**AIM OF THE TASK**.
Check each line below for the word "image", and copy those that have it.

**EXTRACTED DATA**.
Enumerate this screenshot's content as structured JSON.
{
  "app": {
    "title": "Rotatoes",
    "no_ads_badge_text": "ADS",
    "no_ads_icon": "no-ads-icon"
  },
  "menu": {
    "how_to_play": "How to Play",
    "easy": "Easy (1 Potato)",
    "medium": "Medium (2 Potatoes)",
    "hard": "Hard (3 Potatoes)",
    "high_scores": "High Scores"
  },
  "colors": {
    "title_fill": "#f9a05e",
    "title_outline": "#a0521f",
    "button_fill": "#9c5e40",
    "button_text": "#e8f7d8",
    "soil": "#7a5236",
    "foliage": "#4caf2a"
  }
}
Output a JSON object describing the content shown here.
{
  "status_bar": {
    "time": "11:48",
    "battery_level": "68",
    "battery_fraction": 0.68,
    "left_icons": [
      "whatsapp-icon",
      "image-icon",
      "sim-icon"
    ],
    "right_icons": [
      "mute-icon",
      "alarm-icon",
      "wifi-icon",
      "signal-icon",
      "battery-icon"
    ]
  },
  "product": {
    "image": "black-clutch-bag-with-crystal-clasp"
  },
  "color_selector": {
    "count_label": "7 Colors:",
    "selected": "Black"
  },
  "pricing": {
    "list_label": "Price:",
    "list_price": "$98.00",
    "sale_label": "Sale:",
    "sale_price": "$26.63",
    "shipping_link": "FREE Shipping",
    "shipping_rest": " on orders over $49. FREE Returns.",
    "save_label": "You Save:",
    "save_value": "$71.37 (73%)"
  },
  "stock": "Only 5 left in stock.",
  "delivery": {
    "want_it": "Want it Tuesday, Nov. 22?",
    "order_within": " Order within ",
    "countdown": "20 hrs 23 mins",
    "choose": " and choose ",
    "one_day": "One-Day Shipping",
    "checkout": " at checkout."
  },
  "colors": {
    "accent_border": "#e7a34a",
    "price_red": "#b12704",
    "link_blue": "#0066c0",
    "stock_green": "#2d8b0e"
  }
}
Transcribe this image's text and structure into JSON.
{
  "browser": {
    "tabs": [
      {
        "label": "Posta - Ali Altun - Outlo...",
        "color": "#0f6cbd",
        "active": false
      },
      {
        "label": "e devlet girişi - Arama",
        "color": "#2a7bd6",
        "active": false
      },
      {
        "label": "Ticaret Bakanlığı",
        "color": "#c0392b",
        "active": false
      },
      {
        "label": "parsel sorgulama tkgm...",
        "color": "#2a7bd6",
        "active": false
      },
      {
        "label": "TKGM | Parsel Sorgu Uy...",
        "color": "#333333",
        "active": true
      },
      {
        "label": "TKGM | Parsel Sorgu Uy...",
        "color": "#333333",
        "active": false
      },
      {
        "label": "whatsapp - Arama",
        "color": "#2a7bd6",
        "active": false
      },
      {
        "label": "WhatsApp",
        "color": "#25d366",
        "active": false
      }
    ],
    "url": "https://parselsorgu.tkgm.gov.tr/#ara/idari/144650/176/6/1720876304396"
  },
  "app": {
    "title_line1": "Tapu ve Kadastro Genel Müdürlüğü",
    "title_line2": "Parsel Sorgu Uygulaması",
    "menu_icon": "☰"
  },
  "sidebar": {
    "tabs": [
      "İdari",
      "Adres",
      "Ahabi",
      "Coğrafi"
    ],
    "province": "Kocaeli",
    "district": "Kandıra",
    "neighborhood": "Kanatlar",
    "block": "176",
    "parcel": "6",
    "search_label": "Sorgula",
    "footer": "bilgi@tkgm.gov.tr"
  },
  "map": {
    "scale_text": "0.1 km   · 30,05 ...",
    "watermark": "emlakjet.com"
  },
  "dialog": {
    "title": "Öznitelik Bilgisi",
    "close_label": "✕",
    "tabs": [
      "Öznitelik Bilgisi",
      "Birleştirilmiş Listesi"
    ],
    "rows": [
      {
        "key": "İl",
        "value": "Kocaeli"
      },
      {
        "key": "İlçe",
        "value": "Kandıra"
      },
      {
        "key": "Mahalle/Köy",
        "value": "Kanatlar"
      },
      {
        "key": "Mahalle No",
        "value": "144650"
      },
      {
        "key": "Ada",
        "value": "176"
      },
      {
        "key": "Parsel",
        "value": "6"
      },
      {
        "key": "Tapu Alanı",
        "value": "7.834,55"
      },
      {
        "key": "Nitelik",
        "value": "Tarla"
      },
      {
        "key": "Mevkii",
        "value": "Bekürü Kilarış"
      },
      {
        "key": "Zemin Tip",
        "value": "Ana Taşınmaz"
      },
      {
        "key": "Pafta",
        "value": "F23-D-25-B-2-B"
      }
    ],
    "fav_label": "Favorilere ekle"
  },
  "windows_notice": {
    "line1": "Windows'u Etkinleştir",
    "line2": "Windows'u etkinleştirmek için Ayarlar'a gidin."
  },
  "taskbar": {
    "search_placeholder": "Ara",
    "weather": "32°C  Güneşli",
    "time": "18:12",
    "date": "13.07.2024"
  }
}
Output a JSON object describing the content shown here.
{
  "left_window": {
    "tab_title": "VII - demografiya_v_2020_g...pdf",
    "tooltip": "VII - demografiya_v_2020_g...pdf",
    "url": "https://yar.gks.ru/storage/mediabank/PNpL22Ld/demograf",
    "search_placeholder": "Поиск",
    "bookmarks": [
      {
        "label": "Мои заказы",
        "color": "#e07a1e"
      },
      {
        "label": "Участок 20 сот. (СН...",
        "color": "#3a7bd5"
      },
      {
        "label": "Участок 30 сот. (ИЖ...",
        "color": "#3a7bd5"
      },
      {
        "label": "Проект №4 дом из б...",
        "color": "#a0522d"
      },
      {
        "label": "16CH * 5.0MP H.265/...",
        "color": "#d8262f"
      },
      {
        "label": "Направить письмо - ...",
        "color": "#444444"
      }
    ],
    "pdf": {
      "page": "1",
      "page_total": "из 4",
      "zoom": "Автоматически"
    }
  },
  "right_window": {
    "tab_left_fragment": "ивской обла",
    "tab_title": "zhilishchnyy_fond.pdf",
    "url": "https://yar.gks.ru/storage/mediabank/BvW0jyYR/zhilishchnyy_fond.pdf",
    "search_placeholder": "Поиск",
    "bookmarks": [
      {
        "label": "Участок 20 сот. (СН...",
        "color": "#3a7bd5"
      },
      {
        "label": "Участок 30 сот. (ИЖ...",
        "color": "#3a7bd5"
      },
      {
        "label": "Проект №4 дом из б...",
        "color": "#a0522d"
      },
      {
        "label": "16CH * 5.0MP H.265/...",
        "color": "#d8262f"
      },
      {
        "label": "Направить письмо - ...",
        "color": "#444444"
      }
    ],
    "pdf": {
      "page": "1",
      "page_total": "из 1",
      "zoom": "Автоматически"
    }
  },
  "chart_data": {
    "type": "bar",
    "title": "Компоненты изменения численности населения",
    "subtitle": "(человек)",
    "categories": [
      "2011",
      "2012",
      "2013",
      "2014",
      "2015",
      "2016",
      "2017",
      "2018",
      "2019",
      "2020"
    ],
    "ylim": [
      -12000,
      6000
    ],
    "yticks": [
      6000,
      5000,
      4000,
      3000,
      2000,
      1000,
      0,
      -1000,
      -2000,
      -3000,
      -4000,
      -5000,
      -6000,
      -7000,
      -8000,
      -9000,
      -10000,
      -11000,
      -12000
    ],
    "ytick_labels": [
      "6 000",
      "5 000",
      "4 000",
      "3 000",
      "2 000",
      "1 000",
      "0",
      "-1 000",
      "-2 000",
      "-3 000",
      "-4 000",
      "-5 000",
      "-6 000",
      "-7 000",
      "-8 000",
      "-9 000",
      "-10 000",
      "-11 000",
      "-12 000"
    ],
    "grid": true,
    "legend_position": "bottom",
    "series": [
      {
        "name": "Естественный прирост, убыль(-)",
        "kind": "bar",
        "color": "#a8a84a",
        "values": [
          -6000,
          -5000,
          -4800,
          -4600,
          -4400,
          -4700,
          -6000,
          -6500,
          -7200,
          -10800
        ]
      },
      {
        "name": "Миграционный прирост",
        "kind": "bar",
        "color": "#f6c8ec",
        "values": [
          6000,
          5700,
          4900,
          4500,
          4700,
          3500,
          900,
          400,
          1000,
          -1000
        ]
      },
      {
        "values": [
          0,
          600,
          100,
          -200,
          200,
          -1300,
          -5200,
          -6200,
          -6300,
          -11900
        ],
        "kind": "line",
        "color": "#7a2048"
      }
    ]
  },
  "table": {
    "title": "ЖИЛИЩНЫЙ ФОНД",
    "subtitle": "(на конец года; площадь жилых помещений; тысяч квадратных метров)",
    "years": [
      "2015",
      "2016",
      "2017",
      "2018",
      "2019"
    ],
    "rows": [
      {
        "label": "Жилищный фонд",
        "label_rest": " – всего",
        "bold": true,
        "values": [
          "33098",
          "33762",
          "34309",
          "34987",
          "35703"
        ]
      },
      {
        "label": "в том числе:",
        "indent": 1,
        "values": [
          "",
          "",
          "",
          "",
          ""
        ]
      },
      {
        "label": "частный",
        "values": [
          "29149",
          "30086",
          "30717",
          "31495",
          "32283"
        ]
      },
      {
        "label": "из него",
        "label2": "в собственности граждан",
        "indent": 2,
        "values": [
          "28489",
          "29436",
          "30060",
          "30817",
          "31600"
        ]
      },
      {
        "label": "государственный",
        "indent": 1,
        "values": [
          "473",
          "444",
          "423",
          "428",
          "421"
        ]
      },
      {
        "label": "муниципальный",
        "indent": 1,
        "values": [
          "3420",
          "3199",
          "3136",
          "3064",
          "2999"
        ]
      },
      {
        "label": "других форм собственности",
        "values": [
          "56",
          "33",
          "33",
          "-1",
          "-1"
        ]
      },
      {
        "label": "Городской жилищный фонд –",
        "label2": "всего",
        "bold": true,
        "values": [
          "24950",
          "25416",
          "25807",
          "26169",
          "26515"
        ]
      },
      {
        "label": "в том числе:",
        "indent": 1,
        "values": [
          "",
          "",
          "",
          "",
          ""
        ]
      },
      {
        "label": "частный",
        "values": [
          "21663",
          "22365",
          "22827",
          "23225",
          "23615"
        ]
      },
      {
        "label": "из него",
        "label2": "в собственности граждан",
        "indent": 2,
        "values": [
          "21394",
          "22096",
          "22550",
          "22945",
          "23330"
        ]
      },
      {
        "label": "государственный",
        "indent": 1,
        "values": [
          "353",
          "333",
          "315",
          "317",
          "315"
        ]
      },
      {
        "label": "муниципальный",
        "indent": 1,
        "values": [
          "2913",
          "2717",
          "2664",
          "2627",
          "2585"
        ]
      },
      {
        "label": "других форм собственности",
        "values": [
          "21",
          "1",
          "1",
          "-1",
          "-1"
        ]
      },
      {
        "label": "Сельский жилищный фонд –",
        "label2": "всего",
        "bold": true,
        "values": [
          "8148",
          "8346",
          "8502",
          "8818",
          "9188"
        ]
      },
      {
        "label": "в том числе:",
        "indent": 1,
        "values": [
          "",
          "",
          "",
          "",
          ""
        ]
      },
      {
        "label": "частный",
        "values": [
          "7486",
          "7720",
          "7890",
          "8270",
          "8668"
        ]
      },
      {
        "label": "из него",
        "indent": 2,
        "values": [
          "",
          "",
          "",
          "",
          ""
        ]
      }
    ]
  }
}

**ANSWER SECTION**.
      "image-icon",
    "image": "black-clutch-bag-with-crystal-clasp"
Transcribe this image's text and structure into JSON.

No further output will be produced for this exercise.